▸ WHAT IS BEING ASKED
Scan the entries for the word "title" and report how many lines contain it, as a number with no other words.

▸ RECORDS PROVIDED

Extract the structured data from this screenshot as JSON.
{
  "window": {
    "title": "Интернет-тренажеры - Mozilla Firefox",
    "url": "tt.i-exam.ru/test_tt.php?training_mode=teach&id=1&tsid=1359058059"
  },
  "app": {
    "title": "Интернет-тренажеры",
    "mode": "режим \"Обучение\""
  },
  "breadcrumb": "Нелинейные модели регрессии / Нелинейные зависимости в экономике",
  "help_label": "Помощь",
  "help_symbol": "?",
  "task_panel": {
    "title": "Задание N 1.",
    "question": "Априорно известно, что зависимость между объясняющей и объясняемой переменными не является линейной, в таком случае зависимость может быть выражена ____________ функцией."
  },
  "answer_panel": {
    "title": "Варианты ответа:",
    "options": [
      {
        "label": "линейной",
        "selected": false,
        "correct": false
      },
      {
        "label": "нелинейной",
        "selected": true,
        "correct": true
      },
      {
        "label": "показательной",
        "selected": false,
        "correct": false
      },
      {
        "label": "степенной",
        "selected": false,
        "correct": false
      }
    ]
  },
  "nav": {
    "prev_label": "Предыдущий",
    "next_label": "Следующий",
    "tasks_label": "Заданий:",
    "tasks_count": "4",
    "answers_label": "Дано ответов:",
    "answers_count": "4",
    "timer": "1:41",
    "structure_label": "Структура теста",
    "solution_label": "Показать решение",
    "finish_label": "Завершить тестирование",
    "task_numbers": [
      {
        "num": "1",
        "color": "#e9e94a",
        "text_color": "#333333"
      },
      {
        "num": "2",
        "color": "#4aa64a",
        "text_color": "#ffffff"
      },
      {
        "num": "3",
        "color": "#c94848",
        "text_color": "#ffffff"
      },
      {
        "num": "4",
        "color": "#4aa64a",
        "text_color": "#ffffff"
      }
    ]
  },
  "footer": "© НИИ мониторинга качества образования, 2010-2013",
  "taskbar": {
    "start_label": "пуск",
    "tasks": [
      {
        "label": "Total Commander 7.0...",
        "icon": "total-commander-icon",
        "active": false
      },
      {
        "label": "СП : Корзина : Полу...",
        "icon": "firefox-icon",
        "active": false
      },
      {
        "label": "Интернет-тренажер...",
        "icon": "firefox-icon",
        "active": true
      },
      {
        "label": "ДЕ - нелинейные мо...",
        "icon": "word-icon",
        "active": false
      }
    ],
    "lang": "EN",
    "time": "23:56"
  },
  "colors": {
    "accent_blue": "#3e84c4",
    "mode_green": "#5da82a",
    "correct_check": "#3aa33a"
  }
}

▸ ANSWER BELOW
4